Let’s just add up the basics: Initial price, media cost per hour of footage and battery cost per hour:
|Camera||Price||Media per hour||Battery per hour||Total (Rounded)|
|URSA Mini 4.6K||$4,995||$2,417||$117||$7,529|
If you’re really strapped for money, you could make a case for the LS300. JVC always makes low-maintenance and dependable gear. But if you were going to purchase this kit for that all-important documentary, would you be better off renting a higher-end camera for the same expenditure?
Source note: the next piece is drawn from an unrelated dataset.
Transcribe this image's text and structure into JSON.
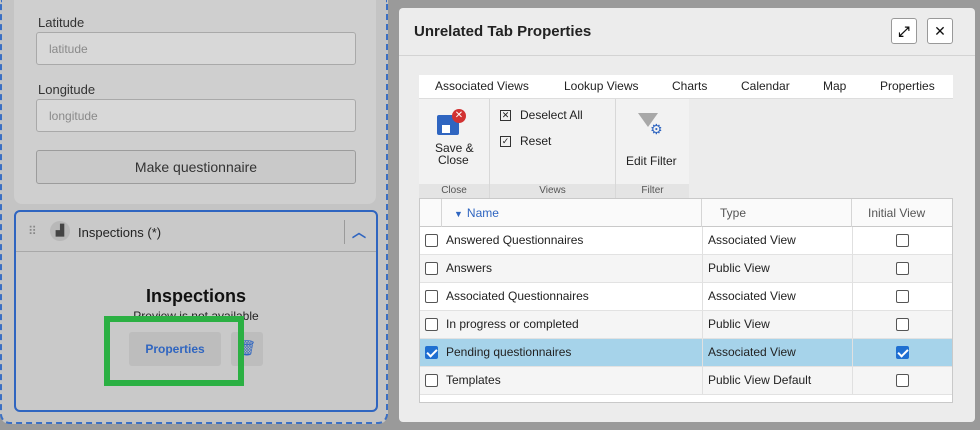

That’s when you start weighing the gains in quality and usability over a little bit of money – and the future of your project.
From whatever videos I’ve seen so far from these cameras, I would rate image quality on this scale (dynamic range and color):
In my personal opinion I would only consider the first two to be a real evolution in image quality from previous generation sensors. And, to be fair to the last two, they don’t pretend to be cinema cameras, though the LS300 is very good value for money as a general documentary camera.
Time to declare the results.
Who wins? Here’s a recap:
|Sensor and ISO||FS7|
|Codecs and Color||none|
|Ports and Monitoring||FS7|
|Most value for money||LS300 and DVX200|
As an overall package, it’s hard to beat the Sony FS7. It is the camera that probably gives you almost everything you’ll ever need. Let’s compare it to our original demands for a cinematic documentary camera:
|Requirement||How the FS7 performs|
|Large sensor that can deliver a shallow DOF||Yes|
|XLR inputs for audio||Yes|
|Ability to interface with a waveform monitor and vectorscope||Yes, built-in|
|Ability to record in both PAL and NTSC frame rates||Yes|
|Ability to record in higher frame rates||Up to 60p|
|Shoot with a broadcast-approved codec and format||Yes|
|Have good lenses||Yes|
|Have good low light ability||Yes|
|Be easy to setup, pack, and dismantle – must have good ergonomics, especially for shoulder mounting||Yes|
|Be easy to transport||Yes|
|Have a rugged construction to withstand some abuse||I’m skeptical, but it’s okay|
|Simplify filmmaking to its bare essentials – plug and play – does not need any accessory to perform any of these functions||The camera itself is simple, but Sony loves to complicate things!|
|Have low data rates and an easy straight-to-edit workflow||Yes|
|4K or UHD – It’s the future, there’s no point making cinematic documentaries today without it||Yes, it can shoot both Log and RAW*|
|Good battery life||Yes|
|Built-in ND filters||Yes|
|Long duration shooting||Yes|
- *RAW with an external recorder
The choice is simple:
- Want the best 4K cinematic documentary under $10,000? Answer: Sony FS7
- Want 4K but can’t afford the FS7? Answer: Rent the Sony FS7!
What do you think? Is the Sony FS7 the best low budget cinematic documentary camera available today?